[Data records — start]
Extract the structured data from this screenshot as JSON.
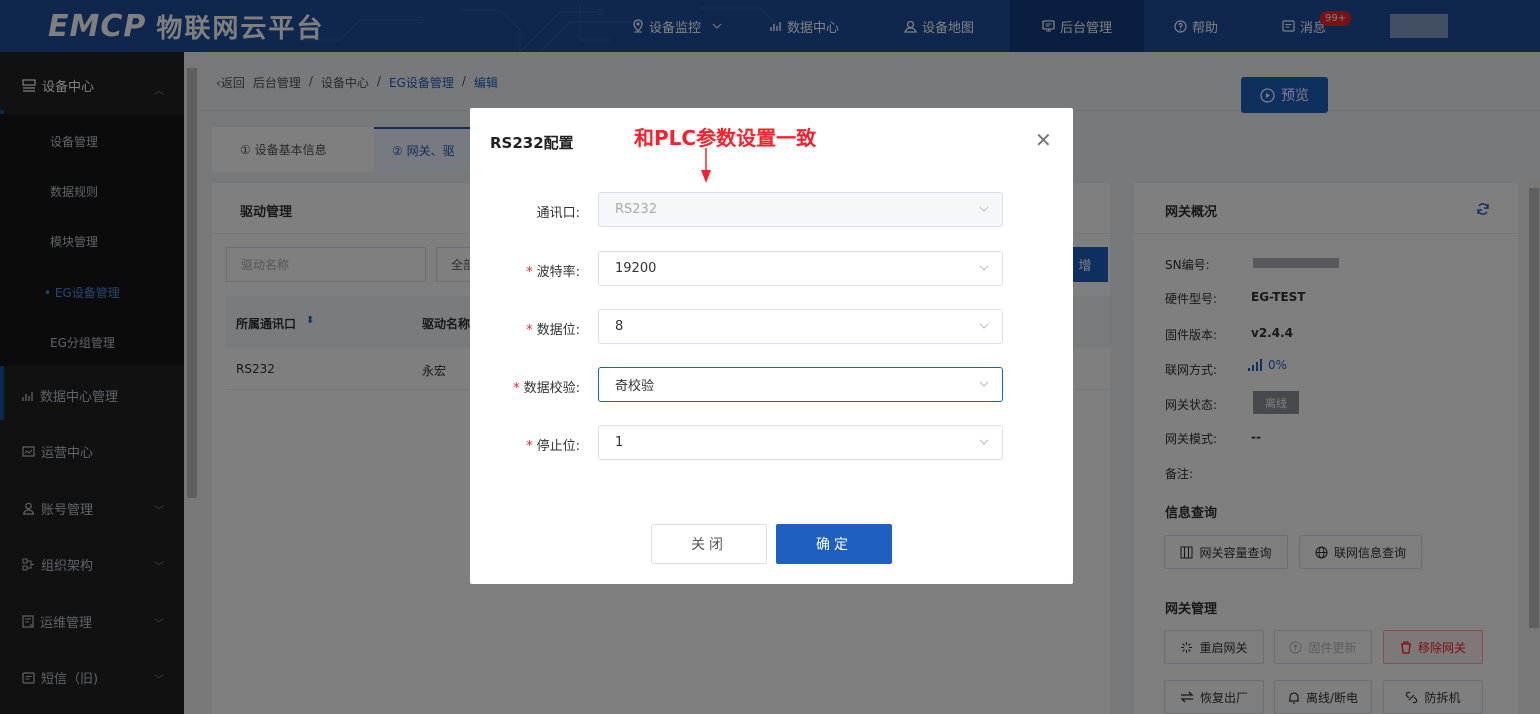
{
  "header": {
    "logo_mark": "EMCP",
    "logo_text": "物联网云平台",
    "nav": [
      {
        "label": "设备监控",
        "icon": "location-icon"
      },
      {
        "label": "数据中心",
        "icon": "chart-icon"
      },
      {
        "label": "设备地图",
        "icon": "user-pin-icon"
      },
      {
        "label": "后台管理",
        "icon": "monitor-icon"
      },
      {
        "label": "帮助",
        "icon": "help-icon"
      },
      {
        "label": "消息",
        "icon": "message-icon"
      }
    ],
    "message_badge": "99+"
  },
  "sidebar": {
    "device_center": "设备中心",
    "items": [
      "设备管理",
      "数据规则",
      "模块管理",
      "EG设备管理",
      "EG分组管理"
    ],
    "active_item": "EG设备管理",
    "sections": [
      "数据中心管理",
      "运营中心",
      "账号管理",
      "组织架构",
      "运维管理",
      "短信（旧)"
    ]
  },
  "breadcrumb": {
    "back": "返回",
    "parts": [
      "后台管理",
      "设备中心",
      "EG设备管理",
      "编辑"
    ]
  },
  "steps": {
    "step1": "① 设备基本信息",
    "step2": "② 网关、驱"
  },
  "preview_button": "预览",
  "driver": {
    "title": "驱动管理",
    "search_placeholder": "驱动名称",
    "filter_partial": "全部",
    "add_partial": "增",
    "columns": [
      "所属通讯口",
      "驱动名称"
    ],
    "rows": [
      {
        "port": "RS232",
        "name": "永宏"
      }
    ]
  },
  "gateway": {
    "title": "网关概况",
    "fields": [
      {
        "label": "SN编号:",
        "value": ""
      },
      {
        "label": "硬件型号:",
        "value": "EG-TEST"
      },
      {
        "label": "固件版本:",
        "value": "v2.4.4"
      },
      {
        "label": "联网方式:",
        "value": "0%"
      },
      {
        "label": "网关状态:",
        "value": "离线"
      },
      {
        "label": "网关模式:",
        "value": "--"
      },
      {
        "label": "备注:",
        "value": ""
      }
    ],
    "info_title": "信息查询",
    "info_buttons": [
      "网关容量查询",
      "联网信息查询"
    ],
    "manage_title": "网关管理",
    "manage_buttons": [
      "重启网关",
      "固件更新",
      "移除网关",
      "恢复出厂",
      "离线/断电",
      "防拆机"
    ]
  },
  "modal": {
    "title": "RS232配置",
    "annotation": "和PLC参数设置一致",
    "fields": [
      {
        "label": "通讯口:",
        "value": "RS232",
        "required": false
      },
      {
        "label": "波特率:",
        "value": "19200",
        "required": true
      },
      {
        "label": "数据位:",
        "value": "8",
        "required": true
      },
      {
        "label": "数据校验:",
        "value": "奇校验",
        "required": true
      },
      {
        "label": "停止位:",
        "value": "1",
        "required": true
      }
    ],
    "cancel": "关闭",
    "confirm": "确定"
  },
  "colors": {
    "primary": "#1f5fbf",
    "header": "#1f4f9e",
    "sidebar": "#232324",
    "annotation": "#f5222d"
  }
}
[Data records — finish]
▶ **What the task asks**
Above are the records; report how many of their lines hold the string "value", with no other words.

▶ **Your response**
12